→ **WHAT IS BEING ASKED**: The full set of entries below, restated word for word and stripped of images, is the expected result.

→ **App and web page records**:
────────────────────

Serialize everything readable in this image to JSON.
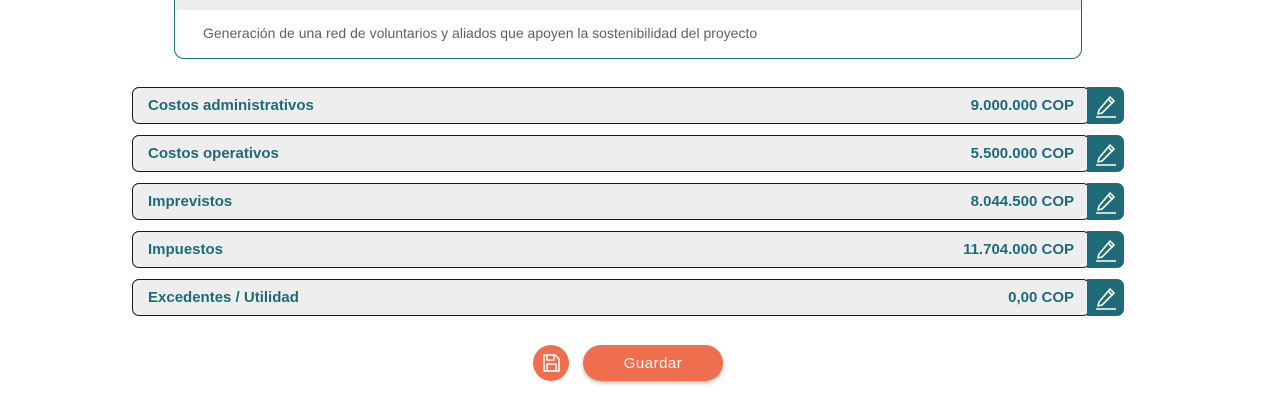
{
  "objective_card": {
    "text": "Generación de una red de voluntarios y aliados que apoyen la sostenibilidad del proyecto"
  },
  "cost_rows": [
    {
      "label": "Costos administrativos",
      "value": "9.000.000 COP"
    },
    {
      "label": "Costos operativos",
      "value": "5.500.000 COP"
    },
    {
      "label": "Imprevistos",
      "value": "8.044.500 COP"
    },
    {
      "label": "Impuestos",
      "value": "11.704.000 COP"
    },
    {
      "label": "Excedentes / Utilidad",
      "value": "0,00 COP"
    }
  ],
  "actions": {
    "save_label": "Guardar"
  },
  "colors": {
    "accent": "#1e6b78",
    "button": "#ee6e4e",
    "row_bg": "#eeeeee"
  }
}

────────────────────

→ **SOLUTION BELOW**:
Serialize everything readable in this image to JSON.
{
  "objective_card": {
    "text": "Generación de una red de voluntarios y aliados que apoyen la sostenibilidad del proyecto"
  },
  "cost_rows": [
    {
      "label": "Costos administrativos",
      "value": "9.000.000 COP"
    },
    {
      "label": "Costos operativos",
      "value": "5.500.000 COP"
    },
    {
      "label": "Imprevistos",
      "value": "8.044.500 COP"
    },
    {
      "label": "Impuestos",
      "value": "11.704.000 COP"
    },
    {
      "label": "Excedentes / Utilidad",
      "value": "0,00 COP"
    }
  ],
  "actions": {
    "save_label": "Guardar"
  },
  "colors": {
    "accent": "#1e6b78",
    "button": "#ee6e4e",
    "row_bg": "#eeeeee"
  }
}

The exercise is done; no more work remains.